Study reveals slick tricks payday loan websites use to entice borrowers

Payday loan and other high-cost credit firms use bright buttons, simple forms and images of happy people on their websites and apps to stop would-be borrowers dropping out of the application process, new academic research reveals.

A study by researchers from Durham and Newcastle universities lifts the lid on the "tricks of the trade" used by high-cost credit providers. They found in some cases customers can have their loan approved and get access to cash in just 10 to 15 minutes.

Payday loans may seem tempting if you need quick cash, but they can be an expensive nightmare. Most people who get one shouldn't – consider cheaper alternatives instead. For full info and help, see our Payday Loans guide.

What did the research involve?

The researchers looked at how what they term "high-cost short-term credit" companies – payday loan, guarantor loan and logbook loan providers – design their websites and apps.

They spoke to 11 website developers and 40 customers and identified how the companies manage 'frictions', which they describe as blocks or obstacles that slow or stop a user applying for a loan.

The lead researcher, Dr James Ash from Newcastle University, will be presenting the research at Xi'an Jiaotong-Liverpool University in China next week.

What did the study find?

The researchers came to the following conclusions:

  • "Playful" sliders are a feature of most of the websites and apps. The researchers found these are the first thing a user typically encounters as part of the application process. They said the 'slider' page usually consists of two bars – the first referring to the amount of money, the second to the length of borrowing time.

    Designers said the sliders are designed to be "playful" and the more someone plays with one, the more likely they are to apply for a loan.

    They also said the sliders reduce the number of touches involved in the process, making it one smooth movement – again reducing 'friction'. The researchers say this gives the customer time to become engaged with the application process, making them less likely to drop out.

  • Designers tinker with the 'apply now' button to retain customers. The research team found that one site changed its button from red to orange and saw an 8% increase in applications.
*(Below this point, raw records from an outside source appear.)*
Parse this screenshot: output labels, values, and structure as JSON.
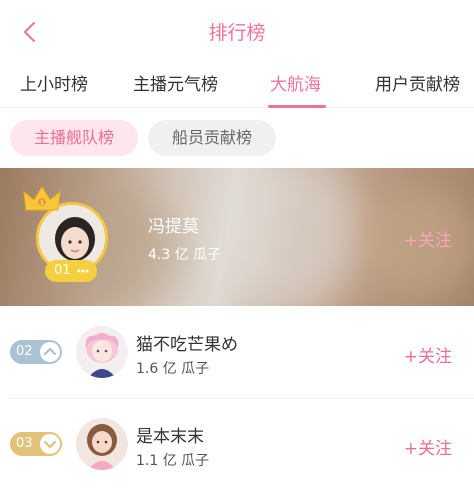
{
  "header": {
    "title": "排行榜"
  },
  "tabs": [
    {
      "label": "上小时榜"
    },
    {
      "label": "主播元气榜"
    },
    {
      "label": "大航海"
    },
    {
      "label": "用户贡献榜"
    }
  ],
  "subtabs": [
    {
      "label": "主播舰队榜"
    },
    {
      "label": "船员贡献榜"
    }
  ],
  "top_entry": {
    "rank": "01",
    "name": "冯提莫",
    "score": "4.3 亿 瓜子",
    "follow": "+关注"
  },
  "entries": [
    {
      "rank": "02",
      "name": "猫不吃芒果め",
      "score": "1.6 亿 瓜子",
      "follow": "+关注"
    },
    {
      "rank": "03",
      "name": "是本末末",
      "score": "1.1 亿 瓜子",
      "follow": "+关注"
    }
  ],
  "colors": {
    "accent": "#f0739a",
    "gold": "#f6cf3f",
    "silver": "#a9c3d3",
    "bronze": "#e2c27a"
  },
  "icons": {
    "back": "chevron-left-icon",
    "crown": "crown-icon",
    "rank_up": "chevron-up-icon",
    "rank_down": "chevron-down-icon"
  }
}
  • Application forms are also designed to look short and manageable. The researchers said this was to stop users from being put off by "official"-looking documents.

Borrowers 'cleverly guided through the process'
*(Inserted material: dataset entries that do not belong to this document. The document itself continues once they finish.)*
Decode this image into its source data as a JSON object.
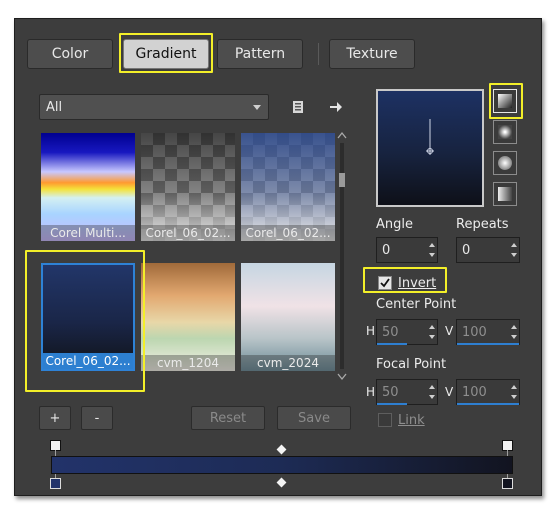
{
  "tabs": [
    {
      "label": "Color",
      "active": false
    },
    {
      "label": "Gradient",
      "active": true
    },
    {
      "label": "Pattern",
      "active": false
    },
    {
      "label": "Texture",
      "active": false
    }
  ],
  "category": {
    "selected": "All"
  },
  "swatches": [
    {
      "caption": "Corel Multi..."
    },
    {
      "caption": "Corel_06_02..."
    },
    {
      "caption": "Corel_06_02..."
    },
    {
      "caption": "Corel_06_02...",
      "selected": true
    },
    {
      "caption": "cvm_1204"
    },
    {
      "caption": "cvm_2024"
    }
  ],
  "actions": {
    "add": "+",
    "remove": "-",
    "reset": "Reset",
    "save": "Save"
  },
  "style_icons": [
    "linear-gradient-icon",
    "rectangular-gradient-icon",
    "sunburst-gradient-icon",
    "radial-gradient-icon"
  ],
  "controls": {
    "angle_label": "Angle",
    "angle_value": "0",
    "repeats_label": "Repeats",
    "repeats_value": "0",
    "invert_label": "Invert",
    "invert_checked": true,
    "center_point_label": "Center Point",
    "center_h_label": "H",
    "center_h_value": "50",
    "center_v_label": "V",
    "center_v_value": "100",
    "focal_point_label": "Focal Point",
    "focal_h_label": "H",
    "focal_h_value": "50",
    "focal_v_label": "V",
    "focal_v_value": "100",
    "link_label": "Link",
    "link_checked": false
  },
  "gradient_colors": {
    "start": "#22336a",
    "end": "#121420"
  },
  "highlight_color": "#f3ef29"
}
Dr Ash said: "The way the websites and apps have been designed makes them incredibly easy to use but [it is] hard for users to stop and think about what they're doing while they are applying.

"The borrower thinks they are in control but in fact, they are being cleverly guided through the whole process. This has led to this market growing at a high rate in recent years."